"Every time we try to get ahead, they move the finish line," says Mary during a critical moment, giving us what seems to be the common theme of the film that helped the filmmakers craft their approach. Melfi knows that he doesn't have a movie with the blunt force impact of something like Ava DuVernay's Selma. He knows that the subject matter is something with a broader general audience appeal. So despite the overall crowd-pleasing effect of the film, he balances the obvious gender and racial dynamics of the story with some really understated work that connects on a deeper level. I felt a deep sense of anger at many points, and I have to imagine that anyone who sees this film will feel the same. He creates a world where systematic oppression and unfair social dynamics have held back the careers of brilliant women, and when the moments of deep rage are unleashed, it's cathartic and incredibly powerful. Some may say that he skirted around the issues with a film that seems to almost directly appeal to families (why is that a bad thing? Kids need civil rights stories too), but don't ever make the mistake of doubting this film's effectiveness.

The work by Melfi and co-writer Allison Schroeder is superb, but Hidden Figures works so terrifically because of the characters at the center of its story, likable, hard-working individuals who have been slighted by an unjust system. The writing gives the actresses a huge boost, but make no mistake- they dominate this movie and make these characters their own. Taraji P. Henson carries the heaviest amount of responsibility as Katherine, clearly established in the opening moments as the focal point of the film. Henson is great at conveying both deep vulnerability and profound strength, growing and developing as a character throughout the course of the story. Henson's Katherine never changes as a person at her core, but the way she interacts with her co-workers continually shifts before she hits a boiling point. When she finally stands up to the entire Task Group, Henson delivers a true Oscar moment that would have surely nabbed her a nomination in a less competitive year.

Janelle Monae proved her acting might with her outstanding performance in Moonlight, and she's even better as the feisty, but endlessly lovable Mary Jackson. She has this confidence and a contempt for the status quo that gives her character a distinct contrast to Katherine, and it works very well. However, out of the lead trio, Octavia Spencer is mostly likely to snag a nomination for her dynamic portrayal of Dorothy Vaughan. Spencer has such a commanding screen presence, and she's a natural in a part that seems to be made for her. In addition, Kevin Costner is excellent as Al Harrison, the determined NASA boss who gains a deep respect for Katherine as the film goes on. He's a wild card in the Supporting Actor race, and I'd love to see him get in. Props should also go to Glen Powell, Mahershala Ali, Kirsten Dunst, and Jim Parsons, who all do great work in the film. This is one of the best ensembles of the year, and I can easily see this cast taking home the SAG award.

Hidden Figures made me feel good.

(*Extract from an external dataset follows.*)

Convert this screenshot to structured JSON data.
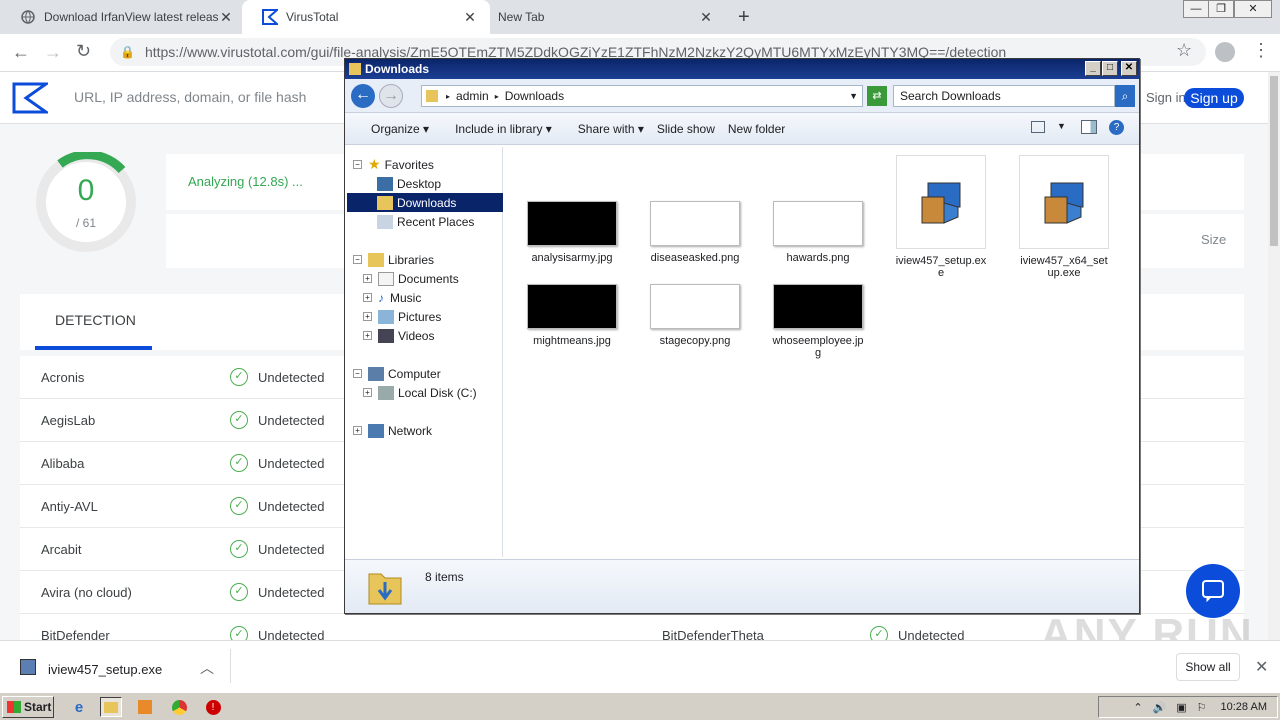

It made me feel hopeful and optimistic. It even inspired me in a unique way. Sure, it makes a few mistakes along the way- it's a tad too lengthy and crowded to ever achieve true greatness. Nonetheless, there's a sense of cinematic satisfaction that reminded me of how powerful a purely good movie can be. Everything about Hidden Figures is lovely, pleasant, and endlessly appealing. Somehow, it even managed to remind me of some of the films that I watched as a kid, movies that really got me to love cinema. Maybe it was just the Apollo 13 connection, but I think it just proves how much I enjoyed this breakout hit. It's a rousing, deeply rewarding piece of entertainment that hits all the right notes. Crowd-pleasers don't get much better than this.

THE FINAL GRADE:  A-                                             (8.2/10)

Images courtesy of 20th Century Fox